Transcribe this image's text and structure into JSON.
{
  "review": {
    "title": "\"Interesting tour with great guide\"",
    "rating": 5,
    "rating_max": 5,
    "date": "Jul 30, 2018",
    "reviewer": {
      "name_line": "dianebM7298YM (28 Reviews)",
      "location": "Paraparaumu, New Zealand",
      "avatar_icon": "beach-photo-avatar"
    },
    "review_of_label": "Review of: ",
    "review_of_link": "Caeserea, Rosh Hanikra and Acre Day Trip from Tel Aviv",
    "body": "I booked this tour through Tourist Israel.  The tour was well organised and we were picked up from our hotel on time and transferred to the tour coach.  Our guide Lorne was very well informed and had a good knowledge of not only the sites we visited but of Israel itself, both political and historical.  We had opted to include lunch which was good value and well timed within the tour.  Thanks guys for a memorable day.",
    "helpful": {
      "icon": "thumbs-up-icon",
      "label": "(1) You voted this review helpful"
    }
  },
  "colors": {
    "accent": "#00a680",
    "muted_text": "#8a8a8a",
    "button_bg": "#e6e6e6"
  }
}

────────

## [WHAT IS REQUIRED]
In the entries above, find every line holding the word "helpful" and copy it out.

## [PROBLEM SOLUTION]
    "helpful": {
      "label": "(1) You voted this review helpful"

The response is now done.